Rituxan appears to induce remission in ANCA-postive vasculitis, but the accomplishment comes with serious adverse events.
Charles P, NÃ©el A, TieuliÃ© N, et al., on behalf of the French Vasculitis Study Group. Rituximab for induction and maintenance treatment of ANCA-associated vasculitides: a multicenter retrospective study on 80 patients.Rheumatology (Oxford). Published online ahead of print November 26, 2013.
Rituximab appears effective at inducing and maintaining remission in ANCA-positive vasculitis (AAV), but patients must be monitored for risk of serious bacterial and fungal infections, according to a recent study from France.
The multicenter, retrospective study by the French Vasculitis Study Group reported complete remission among 60% of 80 AAV patients who received one or more rituximab infusions between January 2002 and January 2011. The patients were followed for at least a year.
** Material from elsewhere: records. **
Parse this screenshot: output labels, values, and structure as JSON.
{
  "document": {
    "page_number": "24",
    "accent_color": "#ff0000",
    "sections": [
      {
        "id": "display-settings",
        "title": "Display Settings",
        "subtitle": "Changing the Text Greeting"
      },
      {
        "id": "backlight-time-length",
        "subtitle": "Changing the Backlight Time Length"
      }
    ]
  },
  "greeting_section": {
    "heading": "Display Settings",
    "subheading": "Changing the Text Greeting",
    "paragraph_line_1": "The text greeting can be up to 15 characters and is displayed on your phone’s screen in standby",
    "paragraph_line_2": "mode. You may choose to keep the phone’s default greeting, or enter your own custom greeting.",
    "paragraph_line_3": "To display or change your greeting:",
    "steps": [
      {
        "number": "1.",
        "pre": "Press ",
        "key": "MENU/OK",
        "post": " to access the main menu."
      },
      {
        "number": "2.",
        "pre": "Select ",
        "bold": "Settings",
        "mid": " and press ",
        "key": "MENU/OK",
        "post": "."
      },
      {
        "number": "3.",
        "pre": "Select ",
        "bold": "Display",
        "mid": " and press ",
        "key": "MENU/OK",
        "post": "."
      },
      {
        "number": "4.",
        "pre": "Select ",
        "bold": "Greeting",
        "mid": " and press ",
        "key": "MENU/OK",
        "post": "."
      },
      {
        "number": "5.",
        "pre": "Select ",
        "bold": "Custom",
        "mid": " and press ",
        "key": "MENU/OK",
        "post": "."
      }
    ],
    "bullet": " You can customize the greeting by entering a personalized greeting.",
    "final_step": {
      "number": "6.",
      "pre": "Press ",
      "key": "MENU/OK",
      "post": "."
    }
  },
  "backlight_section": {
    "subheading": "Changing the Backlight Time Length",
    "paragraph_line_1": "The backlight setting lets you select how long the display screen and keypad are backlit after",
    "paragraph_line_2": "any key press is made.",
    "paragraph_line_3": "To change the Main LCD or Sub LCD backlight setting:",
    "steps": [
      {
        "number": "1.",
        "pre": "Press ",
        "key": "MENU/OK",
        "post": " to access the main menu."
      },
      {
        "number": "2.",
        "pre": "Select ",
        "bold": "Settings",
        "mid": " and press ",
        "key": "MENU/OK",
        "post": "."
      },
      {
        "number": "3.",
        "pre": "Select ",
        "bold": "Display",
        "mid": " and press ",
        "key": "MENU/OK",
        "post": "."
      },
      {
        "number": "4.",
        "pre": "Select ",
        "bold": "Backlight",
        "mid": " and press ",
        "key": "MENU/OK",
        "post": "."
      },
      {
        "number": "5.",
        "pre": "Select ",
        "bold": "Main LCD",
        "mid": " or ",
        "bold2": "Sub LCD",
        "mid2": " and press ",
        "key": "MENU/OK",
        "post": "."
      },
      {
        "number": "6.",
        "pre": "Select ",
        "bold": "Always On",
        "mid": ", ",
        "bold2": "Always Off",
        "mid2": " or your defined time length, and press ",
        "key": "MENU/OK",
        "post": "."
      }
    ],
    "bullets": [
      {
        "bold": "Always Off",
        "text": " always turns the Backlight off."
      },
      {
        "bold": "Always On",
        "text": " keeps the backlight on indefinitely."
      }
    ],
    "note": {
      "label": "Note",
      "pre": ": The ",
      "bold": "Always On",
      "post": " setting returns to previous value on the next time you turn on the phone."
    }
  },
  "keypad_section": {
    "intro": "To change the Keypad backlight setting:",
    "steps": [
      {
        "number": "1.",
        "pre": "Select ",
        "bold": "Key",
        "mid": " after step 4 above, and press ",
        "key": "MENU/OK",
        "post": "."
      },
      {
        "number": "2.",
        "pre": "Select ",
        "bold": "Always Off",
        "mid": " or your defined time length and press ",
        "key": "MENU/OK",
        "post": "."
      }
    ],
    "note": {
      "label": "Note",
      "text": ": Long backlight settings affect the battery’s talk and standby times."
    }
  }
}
Twenty two of these patients (28%) experienced serious adverse events, most often serious infections, which led to four deaths.
The majority of study patients (mean age 53) had refractory or relapsing AAV, most with granulomatosis polyangiitis. More than half of patients experienced one or more prior relapses.
The most common regimens were an infusion of 375 mg/m2/week for 4 weeks or a 1 g infusion every 2 weeks for a month. Rituximab was chosen as the first-line agent to induce remission in 73 patients.
By 6 months after the first infusion, 66% of patients were in complete remission, as were 71% after a year.
Relapse-free survival rates were 80% at 1 year, 63% at 2 years, and 52% at 3 years. Patients who received rituximab as maintenance therapy experienced a longer relapse-free period.
European League Against Rheumatism (EULAR) definitions were used for remission and relapse.
All but one patient received immunosuppressants prior to rituximab, most commonly cyclophosphamide or azathioprine; 25% had concomitant immunosuppressive therapy.